After attending the University of Kansas on a scholarship, Lorenzo made his way to New York and quickly made a splash, becoming a sought after talent on Broadway, radio and television. He soon had a spot as the host of his own network show on the new NBC TV network.
His star began to fade and he spent the last many years of his life living anonymously in New York. He did make a final visit to his western Kansas hometown…although it should not have been his last.
When I was a kid growing up in the foothills of the Ozarks there wasn’t a lot of excitement, but that changed the summer I turned nine. The filming of “Where The Red Fern Grows” had come to town with all the glitz and bustle making a movie can provide. One school friend had a special relationship to the REAL stars of the movie.
Who hasn’t had a frozen pizza? Many of them claim to be “the Original” frozen pizza. That’s pretty big talk. So, who’s right?

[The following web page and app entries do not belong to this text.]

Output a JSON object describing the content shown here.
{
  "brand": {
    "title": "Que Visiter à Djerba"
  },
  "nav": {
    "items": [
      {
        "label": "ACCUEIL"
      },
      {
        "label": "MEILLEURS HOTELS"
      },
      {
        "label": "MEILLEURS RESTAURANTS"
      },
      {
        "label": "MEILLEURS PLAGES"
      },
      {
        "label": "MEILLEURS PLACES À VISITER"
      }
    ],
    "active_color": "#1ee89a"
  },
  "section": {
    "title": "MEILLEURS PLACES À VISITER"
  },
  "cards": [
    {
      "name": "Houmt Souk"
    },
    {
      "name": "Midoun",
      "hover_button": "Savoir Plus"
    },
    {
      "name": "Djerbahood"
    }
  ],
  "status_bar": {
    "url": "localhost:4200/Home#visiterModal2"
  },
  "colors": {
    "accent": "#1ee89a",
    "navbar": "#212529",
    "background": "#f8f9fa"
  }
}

In this encore episode from Season One, we delve into that important question and the history of oven-ready pizza!
As best as we can determine, this picture was taken in the spring of 1913. The baby in the photograph is my paternal grandmother surrounded by her older sisters. In today’s episode we discuss the importance of learning and keeping the family stories. Photos, such as this one, can provide a great entry into the family story. Family stories connect us to the past, places and an extended cast of characters all of which are a part of your story. It makes your story more colorful.

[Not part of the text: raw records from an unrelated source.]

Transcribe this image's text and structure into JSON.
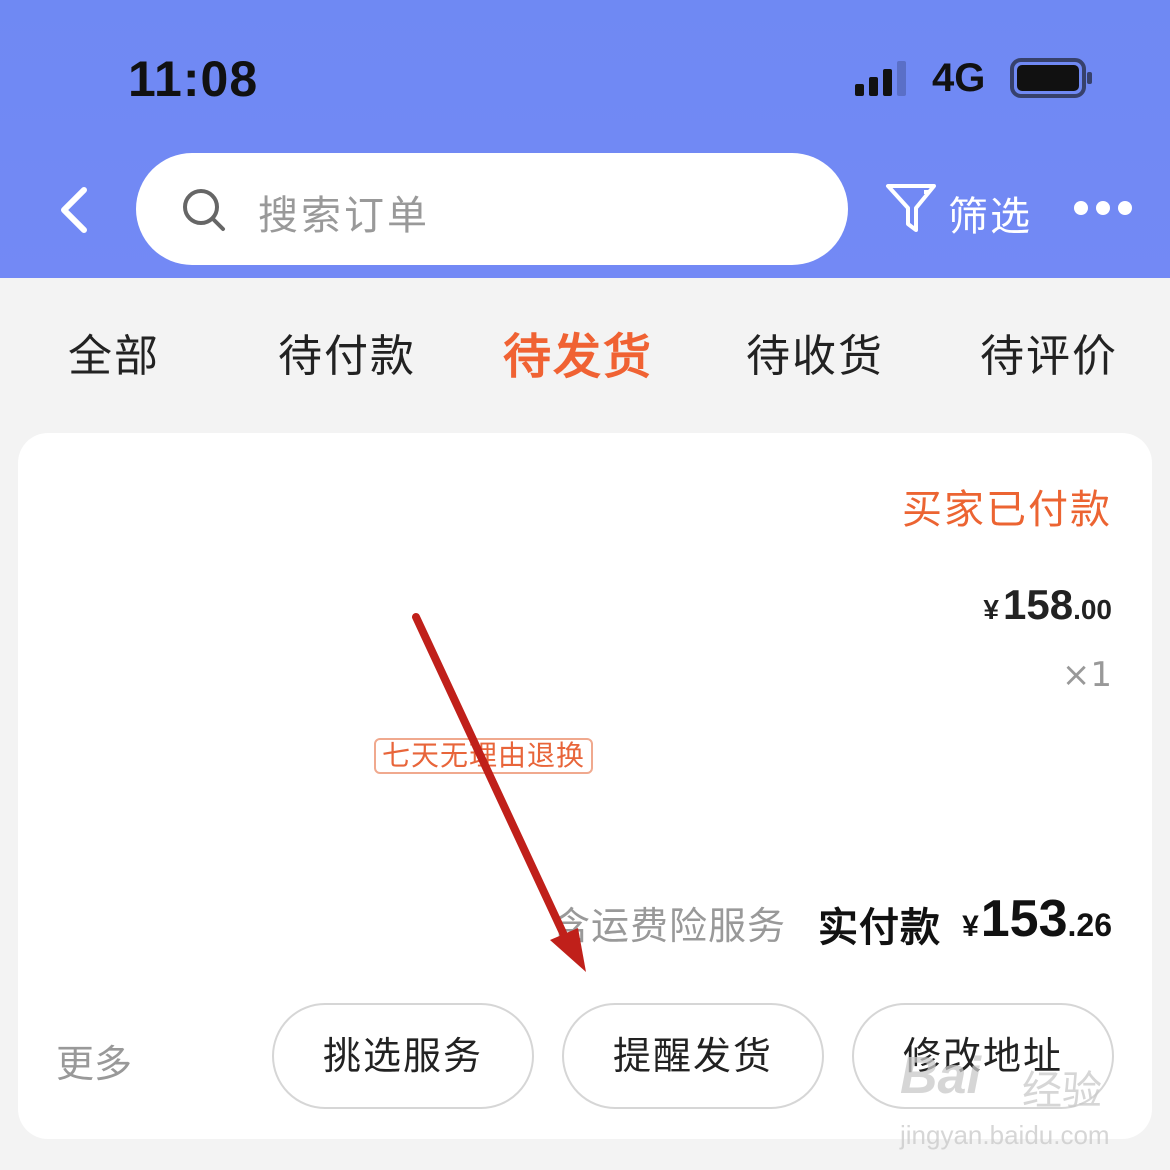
{
  "status_bar": {
    "time": "11:08",
    "network": "4G",
    "signal_icon": "signal-bars-icon",
    "battery_icon": "battery-full-icon"
  },
  "header": {
    "back_icon": "chevron-left-icon",
    "search": {
      "placeholder": "搜索订单",
      "icon": "search-icon"
    },
    "filter": {
      "label": "筛选",
      "icon": "funnel-icon"
    },
    "more_icon": "more-dots-icon",
    "background": "#7089f4"
  },
  "tabs": [
    {
      "label": "全部"
    },
    {
      "label": "待付款"
    },
    {
      "label": "待发货",
      "active": true
    },
    {
      "label": "待收货"
    },
    {
      "label": "待评价"
    }
  ],
  "accent_color": "#f06233",
  "order": {
    "status": "买家已付款",
    "unit_price": {
      "symbol": "¥",
      "integer": "158",
      "decimal": ".00"
    },
    "quantity": "×1",
    "tag": "七天无理由退换",
    "insurance": "含运费险服务",
    "paid_label": "实付款",
    "paid_amount": {
      "symbol": "¥",
      "integer": "153",
      "decimal": ".26"
    },
    "more_link": "更多",
    "actions": [
      "挑选服务",
      "提醒发货",
      "修改地址"
    ]
  },
  "annotation": {
    "arrow_color": "#c0201a",
    "arrow_icon": "red-arrow-annotation"
  },
  "watermark": {
    "brand": "Bai",
    "brand_cn": "经验",
    "url": "jingyan.baidu.com"
  }
}
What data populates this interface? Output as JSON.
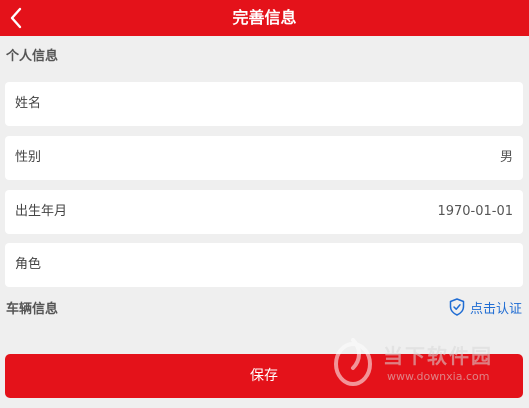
{
  "header": {
    "title": "完善信息"
  },
  "personal_section": {
    "title": "个人信息"
  },
  "fields": [
    {
      "label": "姓名",
      "value": ""
    },
    {
      "label": "性别",
      "value": "男"
    },
    {
      "label": "出生年月",
      "value": "1970-01-01"
    },
    {
      "label": "角色",
      "value": ""
    }
  ],
  "vehicle_section": {
    "title": "车辆信息",
    "verify_label": "点击认证"
  },
  "save_button": {
    "label": "保存"
  },
  "watermark": {
    "cn": "当下软件园",
    "url": "www.downxia.com"
  },
  "colors": {
    "brand_red": "#e4121a",
    "link_blue": "#1f6cd3",
    "background": "#efefef"
  },
  "icons": {
    "back": "chevron-left-icon",
    "verify": "shield-check-icon"
  }
}
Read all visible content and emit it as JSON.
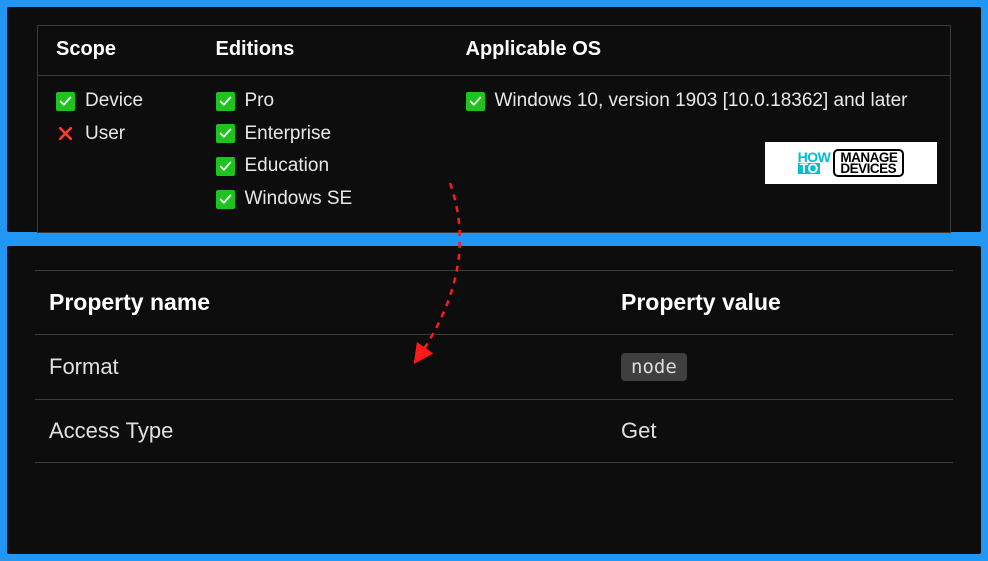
{
  "top": {
    "headers": {
      "scope": "Scope",
      "editions": "Editions",
      "os": "Applicable OS"
    },
    "scope": [
      {
        "status": "yes",
        "label": "Device"
      },
      {
        "status": "no",
        "label": "User"
      }
    ],
    "editions": [
      {
        "status": "yes",
        "label": "Pro"
      },
      {
        "status": "yes",
        "label": "Enterprise"
      },
      {
        "status": "yes",
        "label": "Education"
      },
      {
        "status": "yes",
        "label": "Windows SE"
      }
    ],
    "os": [
      {
        "status": "yes",
        "label": "Windows 10, version 1903 [10.0.18362] and later"
      }
    ]
  },
  "bottom": {
    "headers": {
      "name": "Property name",
      "value": "Property value"
    },
    "rows": [
      {
        "name": "Format",
        "value": "node",
        "badge": true
      },
      {
        "name": "Access Type",
        "value": "Get",
        "badge": false
      }
    ]
  },
  "logo": {
    "how": "HOW",
    "to": "TO",
    "manage": "MANAGE",
    "devices": "DEVICES"
  }
}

Being the nosy little kid with questions about everything, I was lucky enough to stumble upon the story of my grandparent’s wedding day. The story was unknown to the generation that followed them and would have been lost had I not asked the right question at an opportune time. This holiday season, find a few lost family stories of your own!

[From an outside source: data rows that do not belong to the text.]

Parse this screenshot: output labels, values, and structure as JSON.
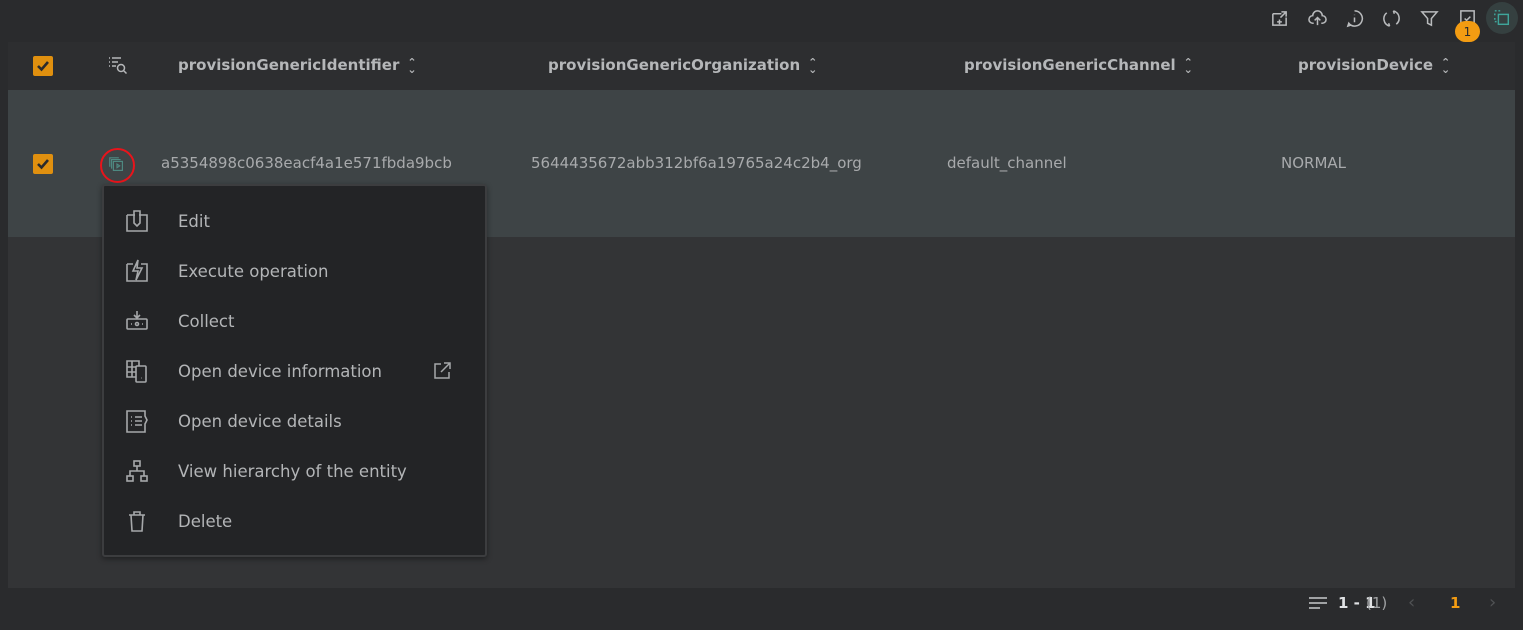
{
  "toolbar": {
    "icons": [
      "export-icon",
      "upload-icon",
      "info-icon",
      "refresh-icon",
      "filter-icon",
      "selected-items-icon",
      "multi-select-icon"
    ],
    "selected_count": "1"
  },
  "table": {
    "columns": [
      {
        "label": "provisionGenericIdentifier"
      },
      {
        "label": "provisionGenericOrganization"
      },
      {
        "label": "provisionGenericChannel"
      },
      {
        "label": "provisionDevice"
      }
    ],
    "rows": [
      {
        "selected": true,
        "cells": [
          "a5354898c0638eacf4a1e571fbda9bcb",
          "5644435672abb312bf6a19765a24c2b4_org",
          "default_channel",
          "NORMAL"
        ]
      }
    ]
  },
  "context_menu": {
    "items": [
      {
        "label": "Edit",
        "icon": "edit-icon"
      },
      {
        "label": "Execute operation",
        "icon": "execute-operation-icon"
      },
      {
        "label": "Collect",
        "icon": "collect-icon"
      },
      {
        "label": "Open device information",
        "icon": "device-info-icon",
        "external": true
      },
      {
        "label": "Open device details",
        "icon": "device-details-icon"
      },
      {
        "label": "View hierarchy of the entity",
        "icon": "hierarchy-icon"
      },
      {
        "label": "Delete",
        "icon": "trash-icon"
      }
    ]
  },
  "pagination": {
    "range": "1 - 1",
    "total": "(1)",
    "current_page": "1"
  },
  "colors": {
    "accent": "#f39c12",
    "checkbox": "#e0900f",
    "selected_row": "#3e4446",
    "menu_bg": "#232426",
    "highlight_circle": "#e8141b"
  }
}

“Skilley ” is a Cherokee word that means, roughly something frightening in the woods. In the summer of 1977 between my 13th birthday and the beginning of school, I had my first real chance at an interact with a Skilley – a Bigfoot. The experience was ruined for me by the local newspaper editor, Sam Love, who was a Bigfoot Killjoy…and the original sighting turned out to be a hoax. But there are some that believe the creature does lurk in the woods around my hometown. List here for more!